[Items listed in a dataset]
◆ ◆ ◆

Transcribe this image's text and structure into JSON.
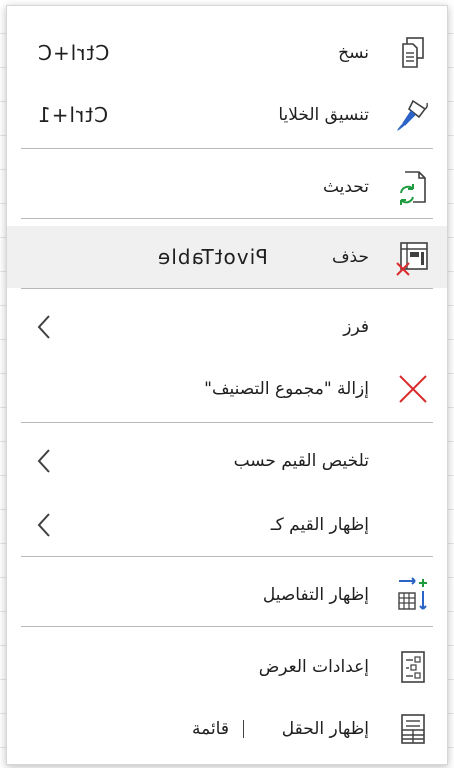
{
  "menu": {
    "copy": {
      "label": "نسخ",
      "shortcut": "Ctrl+C",
      "icon": "copy-icon"
    },
    "format_cells": {
      "label": "تنسيق الخلايا",
      "shortcut": "Ctrl+1",
      "icon": "paintbrush-icon"
    },
    "refresh": {
      "label": "تحديث",
      "icon": "refresh-icon"
    },
    "delete": {
      "label": "حذف",
      "extra": "PivotTable",
      "icon": "pivot-delete-icon"
    },
    "sort": {
      "label": "فرز",
      "icon": "chevron-left-icon"
    },
    "remove_subtotal": {
      "label": "إزالة \"مجموع التصنيف\"",
      "icon": "red-x-icon"
    },
    "summarize_by": {
      "label": "تلخيص القيم حسب",
      "icon": "chevron-left-icon"
    },
    "show_values_as": {
      "label": "إظهار القيم كـ",
      "icon": "chevron-left-icon"
    },
    "show_details": {
      "label": "إظهار التفاصيل",
      "icon": "details-icon"
    },
    "display_settings": {
      "label": "إعدادات العرض",
      "icon": "settings-icon"
    },
    "show_field_list": {
      "label": "إظهار الحقل",
      "extra": "قائمة",
      "icon": "field-list-icon"
    }
  },
  "colors": {
    "accent_blue": "#2b63c6",
    "accent_green": "#1e9b3f",
    "accent_red": "#d92b2b"
  }
}
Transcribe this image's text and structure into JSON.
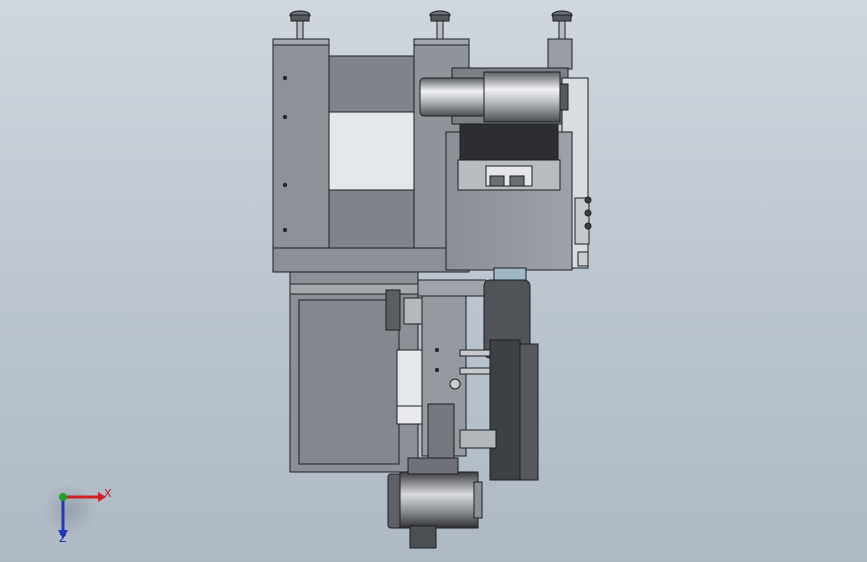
{
  "triad": {
    "x_label": "X",
    "z_label": "Z",
    "x_color": "#d11f26",
    "y_color": "#1fa22a",
    "z_color": "#2236b8"
  },
  "colors": {
    "background_top": "#cfd6de",
    "background_bottom": "#aeb9c4",
    "body_gray": "#8f939a",
    "body_dark": "#5f636a",
    "outline": "#1d1f22",
    "highlight": "#e9ebee"
  },
  "icons": [
    "coordinate-triad-icon"
  ]
}
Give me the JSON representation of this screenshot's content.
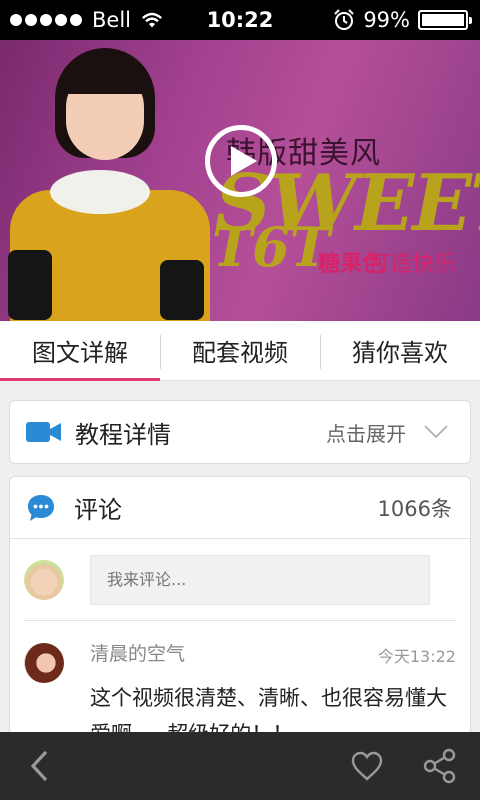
{
  "status_bar": {
    "carrier": "Bell",
    "time": "10:22",
    "battery": "99%",
    "battery_level": 0.99
  },
  "banner": {
    "title_cn": "韩版甜美风",
    "line1": "SWEET",
    "line2": "T6T",
    "brand": "糖果色",
    "slogan": "打造快乐"
  },
  "tabs": [
    {
      "label": "图文详解"
    },
    {
      "label": "配套视频"
    },
    {
      "label": "猜你喜欢"
    }
  ],
  "tutorial_card": {
    "title": "教程详情",
    "expand_label": "点击展开"
  },
  "comments": {
    "title": "评论",
    "count": "1066条",
    "input_placeholder": "我来评论...",
    "items": [
      {
        "user": "清晨的空气",
        "time": "今天13:22",
        "text": "这个视频很清楚、清晰、也很容易懂大爱啊~~超级好的！！"
      }
    ]
  },
  "colors": {
    "accent": "#e03a71",
    "icon_blue": "#2a8ad4",
    "bottom_bar": "#2b2b2b"
  },
  "icons": {
    "back": "back-arrow-icon",
    "favorite": "heart-icon",
    "share": "share-icon"
  }
}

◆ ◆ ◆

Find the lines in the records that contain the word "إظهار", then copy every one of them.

WRITTEN SOLUTION →
      "label": "إظهار القيم كـ",
      "label": "إظهار التفاصيل",
      "label": "إظهار الحقل",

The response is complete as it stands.